Dataset rows describing interfaces
↓
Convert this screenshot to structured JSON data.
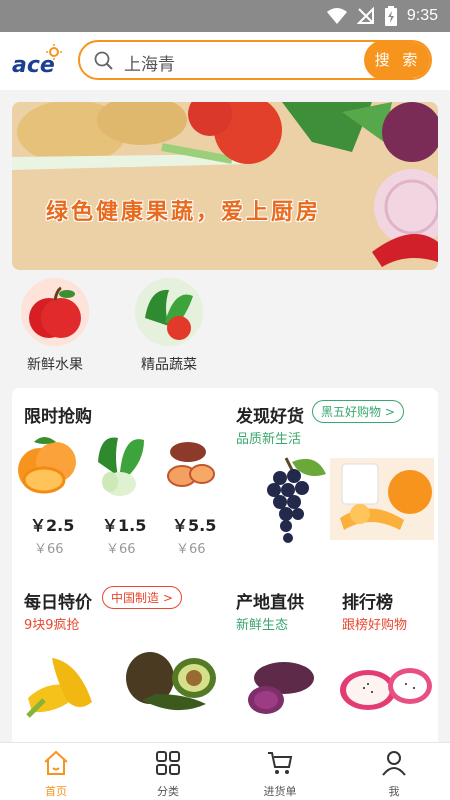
{
  "status_bar": {
    "time": "9:35"
  },
  "header": {
    "logo_text": "ace",
    "search_placeholder": "上海青",
    "search_button": "搜 索"
  },
  "banner": {
    "text": "绿色健康果蔬，爱上厨房"
  },
  "categories": [
    {
      "label": "新鲜水果",
      "icon": "apple-icon"
    },
    {
      "label": "精品蔬菜",
      "icon": "vegetable-icon"
    }
  ],
  "flash_sale": {
    "title": "限时抢购",
    "items": [
      {
        "price": "￥2.5",
        "old_price": "￥66"
      },
      {
        "price": "￥1.5",
        "old_price": "￥66"
      },
      {
        "price": "￥5.5",
        "old_price": "￥66"
      }
    ]
  },
  "discover": {
    "title": "发现好货",
    "badge": "黑五好购物 >",
    "subtitle": "品质新生活"
  },
  "daily": {
    "title": "每日特价",
    "badge": "中国制造 >",
    "subtitle": "9块9疯抢"
  },
  "origin": {
    "title": "产地直供",
    "subtitle": "新鲜生态"
  },
  "ranking": {
    "title": "排行榜",
    "subtitle": "跟榜好购物"
  },
  "tabs": [
    {
      "label": "首页",
      "active": true
    },
    {
      "label": "分类",
      "active": false
    },
    {
      "label": "进货单",
      "active": false
    },
    {
      "label": "我",
      "active": false
    }
  ],
  "colors": {
    "accent": "#f7941d",
    "green": "#3aa76d",
    "red": "#e8472f"
  }
}
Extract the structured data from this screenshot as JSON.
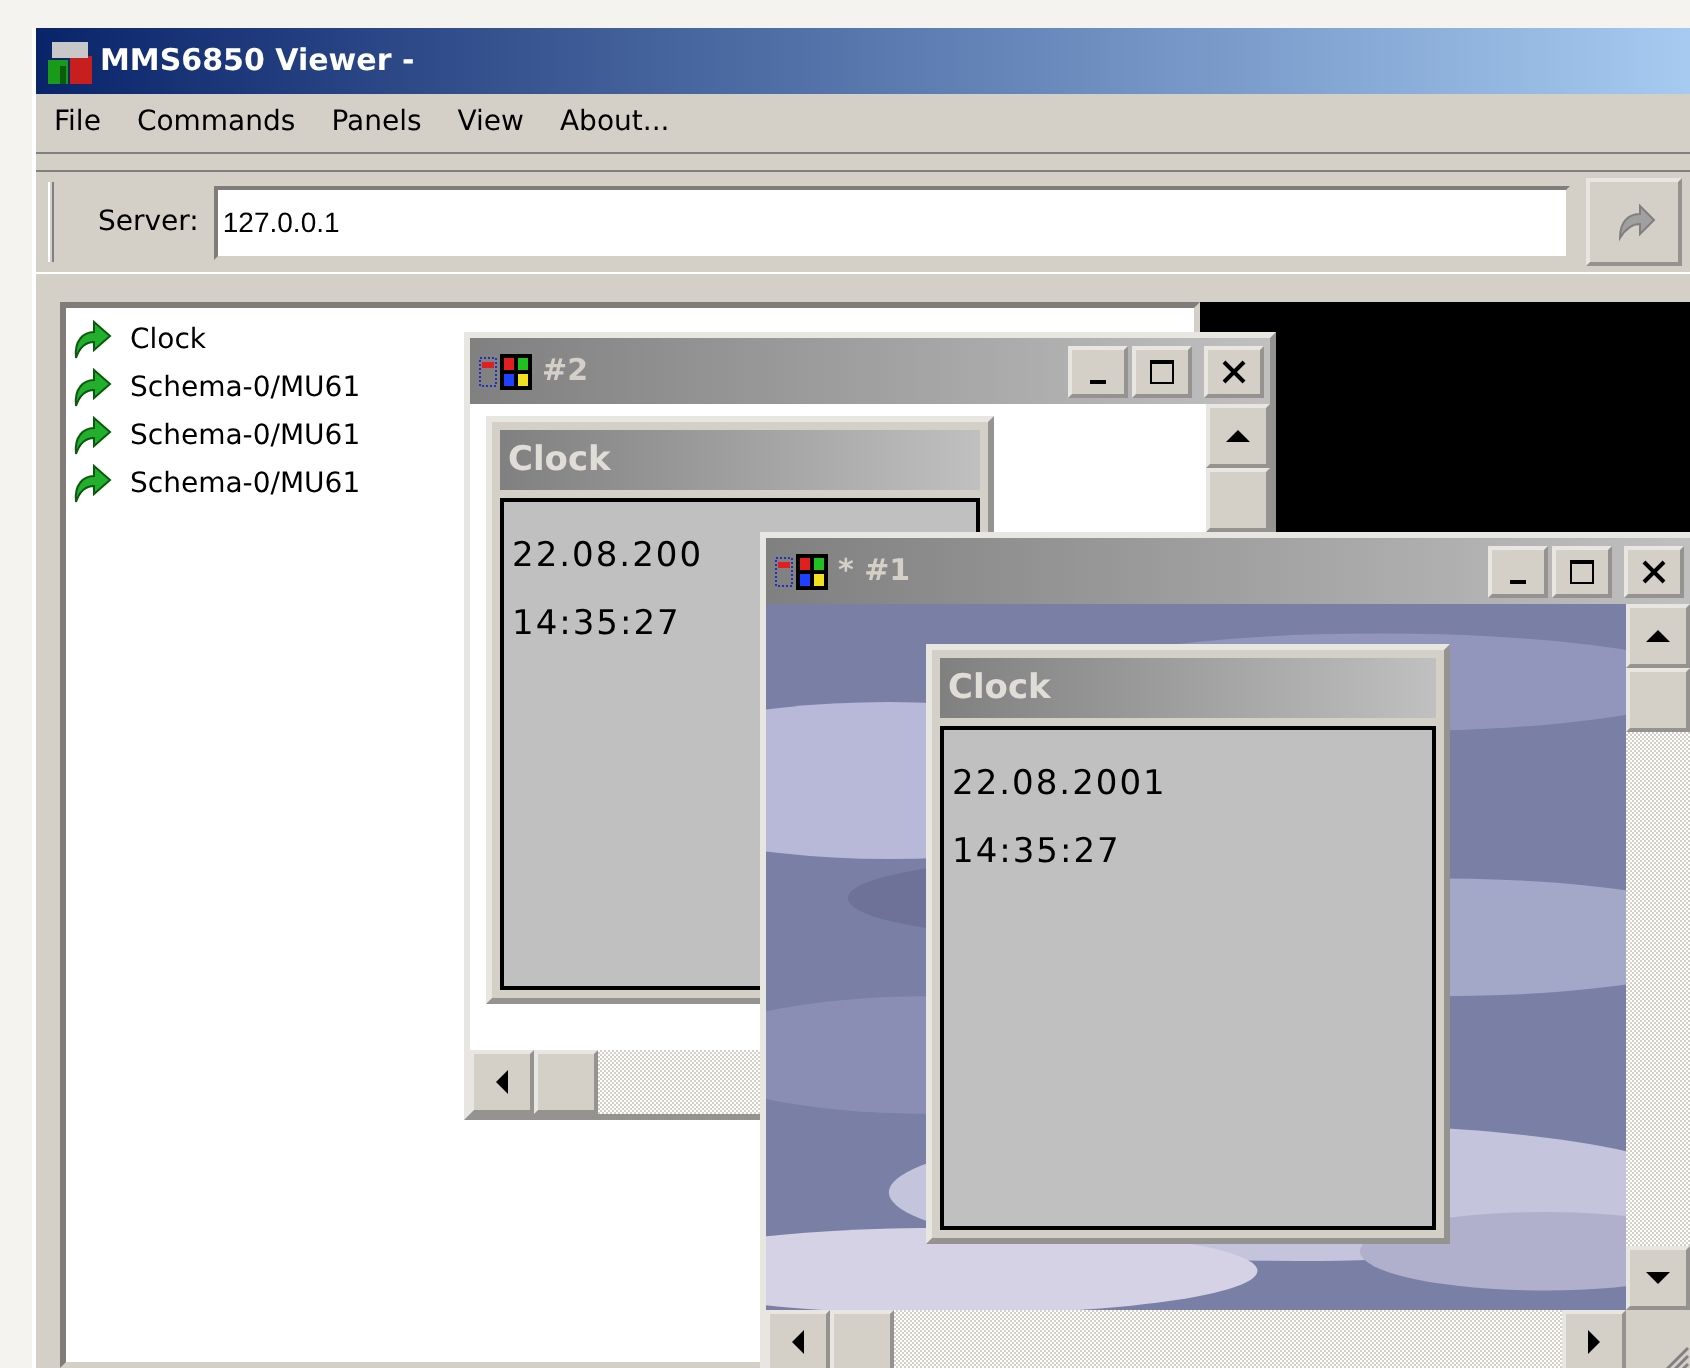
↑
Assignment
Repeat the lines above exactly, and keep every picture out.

Completed task
Convert this screenshot to structured JSON data.
{
  "status_bar": {
    "time": "9:35"
  },
  "header": {
    "logo_text": "ace",
    "search_placeholder": "上海青",
    "search_button": "搜 索"
  },
  "banner": {
    "text": "绿色健康果蔬，爱上厨房"
  },
  "categories": [
    {
      "label": "新鲜水果",
      "icon": "apple-icon"
    },
    {
      "label": "精品蔬菜",
      "icon": "vegetable-icon"
    }
  ],
  "flash_sale": {
    "title": "限时抢购",
    "items": [
      {
        "price": "￥2.5",
        "old_price": "￥66"
      },
      {
        "price": "￥1.5",
        "old_price": "￥66"
      },
      {
        "price": "￥5.5",
        "old_price": "￥66"
      }
    ]
  },
  "discover": {
    "title": "发现好货",
    "badge": "黑五好购物 >",
    "subtitle": "品质新生活"
  },
  "daily": {
    "title": "每日特价",
    "badge": "中国制造 >",
    "subtitle": "9块9疯抢"
  },
  "origin": {
    "title": "产地直供",
    "subtitle": "新鲜生态"
  },
  "ranking": {
    "title": "排行榜",
    "subtitle": "跟榜好购物"
  },
  "tabs": [
    {
      "label": "首页",
      "active": true
    },
    {
      "label": "分类",
      "active": false
    },
    {
      "label": "进货单",
      "active": false
    },
    {
      "label": "我",
      "active": false
    }
  ],
  "colors": {
    "accent": "#f7941d",
    "green": "#3aa76d",
    "red": "#e8472f"
  }
}
Extract the structured data from this screenshot as JSON.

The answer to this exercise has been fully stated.